Dataset extract below:
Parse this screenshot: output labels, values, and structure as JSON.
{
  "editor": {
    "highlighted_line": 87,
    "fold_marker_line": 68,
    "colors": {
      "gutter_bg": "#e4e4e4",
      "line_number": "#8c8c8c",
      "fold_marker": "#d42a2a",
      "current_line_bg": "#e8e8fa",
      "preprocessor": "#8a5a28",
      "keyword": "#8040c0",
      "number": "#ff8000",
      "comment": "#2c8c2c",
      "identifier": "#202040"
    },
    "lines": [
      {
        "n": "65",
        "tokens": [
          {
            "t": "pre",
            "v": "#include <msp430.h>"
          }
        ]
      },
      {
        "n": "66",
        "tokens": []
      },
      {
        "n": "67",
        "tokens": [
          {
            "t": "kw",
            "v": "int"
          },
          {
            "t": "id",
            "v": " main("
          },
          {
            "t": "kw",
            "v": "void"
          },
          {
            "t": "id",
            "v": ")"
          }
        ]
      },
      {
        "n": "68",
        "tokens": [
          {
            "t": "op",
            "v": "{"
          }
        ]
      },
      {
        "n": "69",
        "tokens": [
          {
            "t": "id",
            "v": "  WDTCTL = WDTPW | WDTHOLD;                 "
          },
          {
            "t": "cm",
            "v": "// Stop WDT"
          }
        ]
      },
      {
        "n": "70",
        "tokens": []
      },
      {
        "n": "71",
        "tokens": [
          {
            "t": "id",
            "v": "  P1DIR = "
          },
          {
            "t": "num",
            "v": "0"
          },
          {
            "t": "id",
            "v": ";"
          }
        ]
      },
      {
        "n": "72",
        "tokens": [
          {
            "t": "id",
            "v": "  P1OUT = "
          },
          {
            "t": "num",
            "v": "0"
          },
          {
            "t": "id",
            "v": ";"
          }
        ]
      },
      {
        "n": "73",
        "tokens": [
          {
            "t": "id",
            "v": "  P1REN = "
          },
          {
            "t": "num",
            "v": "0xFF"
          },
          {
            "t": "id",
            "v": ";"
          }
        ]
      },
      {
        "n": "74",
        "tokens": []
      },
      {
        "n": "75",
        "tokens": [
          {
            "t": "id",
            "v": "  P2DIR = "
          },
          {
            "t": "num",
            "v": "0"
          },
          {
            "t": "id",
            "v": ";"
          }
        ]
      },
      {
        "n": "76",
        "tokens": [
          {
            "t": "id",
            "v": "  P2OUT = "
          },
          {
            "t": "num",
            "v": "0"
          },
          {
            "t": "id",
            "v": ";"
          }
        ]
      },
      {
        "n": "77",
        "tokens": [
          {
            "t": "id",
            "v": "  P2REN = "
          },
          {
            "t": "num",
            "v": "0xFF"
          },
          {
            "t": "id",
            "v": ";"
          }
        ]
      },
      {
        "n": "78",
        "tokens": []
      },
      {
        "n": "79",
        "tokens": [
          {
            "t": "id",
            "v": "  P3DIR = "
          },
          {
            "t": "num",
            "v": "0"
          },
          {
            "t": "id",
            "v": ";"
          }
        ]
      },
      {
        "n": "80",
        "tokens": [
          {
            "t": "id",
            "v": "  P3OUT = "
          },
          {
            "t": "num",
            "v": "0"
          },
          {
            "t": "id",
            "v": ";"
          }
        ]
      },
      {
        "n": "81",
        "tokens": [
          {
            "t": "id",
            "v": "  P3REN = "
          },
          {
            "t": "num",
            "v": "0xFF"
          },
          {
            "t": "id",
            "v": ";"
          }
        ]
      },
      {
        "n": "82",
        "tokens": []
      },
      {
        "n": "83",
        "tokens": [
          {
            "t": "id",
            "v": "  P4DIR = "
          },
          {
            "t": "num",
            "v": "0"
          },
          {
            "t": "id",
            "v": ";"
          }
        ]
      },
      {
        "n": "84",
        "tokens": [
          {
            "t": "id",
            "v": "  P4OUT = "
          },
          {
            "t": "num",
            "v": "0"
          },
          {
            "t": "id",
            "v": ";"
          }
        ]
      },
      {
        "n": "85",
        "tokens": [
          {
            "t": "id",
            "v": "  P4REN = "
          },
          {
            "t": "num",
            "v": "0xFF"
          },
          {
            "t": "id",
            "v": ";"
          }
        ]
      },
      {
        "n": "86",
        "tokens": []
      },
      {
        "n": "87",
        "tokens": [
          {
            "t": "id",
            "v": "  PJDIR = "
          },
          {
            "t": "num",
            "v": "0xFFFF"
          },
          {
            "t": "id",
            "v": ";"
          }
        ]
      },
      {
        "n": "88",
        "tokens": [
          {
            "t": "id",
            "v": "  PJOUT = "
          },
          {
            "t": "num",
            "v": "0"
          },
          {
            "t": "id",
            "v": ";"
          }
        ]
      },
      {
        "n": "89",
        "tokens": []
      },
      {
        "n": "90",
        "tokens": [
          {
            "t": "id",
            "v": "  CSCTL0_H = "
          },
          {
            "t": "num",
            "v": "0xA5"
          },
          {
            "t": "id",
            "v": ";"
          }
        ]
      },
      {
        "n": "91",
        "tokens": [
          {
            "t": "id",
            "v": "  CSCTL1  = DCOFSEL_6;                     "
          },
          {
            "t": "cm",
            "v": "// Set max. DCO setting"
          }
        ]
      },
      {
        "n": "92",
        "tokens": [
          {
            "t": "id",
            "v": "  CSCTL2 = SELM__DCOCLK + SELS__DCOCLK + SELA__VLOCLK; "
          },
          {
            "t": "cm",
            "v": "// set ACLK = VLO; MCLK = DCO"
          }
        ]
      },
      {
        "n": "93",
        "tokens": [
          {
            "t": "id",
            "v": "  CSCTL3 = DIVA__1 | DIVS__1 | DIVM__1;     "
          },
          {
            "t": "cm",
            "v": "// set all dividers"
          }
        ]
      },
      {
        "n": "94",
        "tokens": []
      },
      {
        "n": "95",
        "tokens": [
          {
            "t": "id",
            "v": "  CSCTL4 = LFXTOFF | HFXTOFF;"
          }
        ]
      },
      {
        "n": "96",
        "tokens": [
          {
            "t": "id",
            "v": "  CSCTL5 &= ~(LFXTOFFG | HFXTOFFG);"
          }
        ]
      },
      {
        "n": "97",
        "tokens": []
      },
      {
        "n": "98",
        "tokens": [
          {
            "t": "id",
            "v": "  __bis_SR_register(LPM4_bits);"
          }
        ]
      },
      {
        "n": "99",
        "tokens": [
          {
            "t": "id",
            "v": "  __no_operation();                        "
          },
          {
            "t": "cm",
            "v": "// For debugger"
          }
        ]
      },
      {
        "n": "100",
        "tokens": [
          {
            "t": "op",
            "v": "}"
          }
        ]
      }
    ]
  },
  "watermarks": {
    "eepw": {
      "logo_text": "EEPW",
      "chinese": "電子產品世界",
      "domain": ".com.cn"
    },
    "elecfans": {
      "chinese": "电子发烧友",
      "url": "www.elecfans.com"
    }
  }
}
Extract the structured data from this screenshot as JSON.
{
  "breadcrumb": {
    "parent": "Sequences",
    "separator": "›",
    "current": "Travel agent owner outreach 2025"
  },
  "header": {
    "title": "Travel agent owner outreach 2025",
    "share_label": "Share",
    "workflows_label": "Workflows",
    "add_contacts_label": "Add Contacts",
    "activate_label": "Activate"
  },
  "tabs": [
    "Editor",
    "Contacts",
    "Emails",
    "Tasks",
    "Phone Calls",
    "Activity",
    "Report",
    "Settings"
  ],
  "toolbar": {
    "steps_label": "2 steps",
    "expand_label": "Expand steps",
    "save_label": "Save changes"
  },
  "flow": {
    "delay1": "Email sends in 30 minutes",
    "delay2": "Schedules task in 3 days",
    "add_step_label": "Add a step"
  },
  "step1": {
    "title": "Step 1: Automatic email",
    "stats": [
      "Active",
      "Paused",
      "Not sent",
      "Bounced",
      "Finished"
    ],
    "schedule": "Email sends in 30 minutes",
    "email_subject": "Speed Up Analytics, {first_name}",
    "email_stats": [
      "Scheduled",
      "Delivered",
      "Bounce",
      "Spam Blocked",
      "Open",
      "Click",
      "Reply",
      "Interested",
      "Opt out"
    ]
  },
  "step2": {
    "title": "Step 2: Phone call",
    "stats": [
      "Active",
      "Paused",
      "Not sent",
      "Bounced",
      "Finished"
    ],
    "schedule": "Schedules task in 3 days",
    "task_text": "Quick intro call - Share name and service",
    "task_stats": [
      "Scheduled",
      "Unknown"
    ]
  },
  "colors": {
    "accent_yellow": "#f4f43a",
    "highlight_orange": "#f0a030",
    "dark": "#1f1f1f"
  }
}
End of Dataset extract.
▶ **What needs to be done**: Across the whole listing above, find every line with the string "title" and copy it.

▶ **Reply to the task**:
    "title": "Travel agent owner outreach 2025",
    "title": "Step 1: Automatic email",
    "title": "Step 2: Phone call",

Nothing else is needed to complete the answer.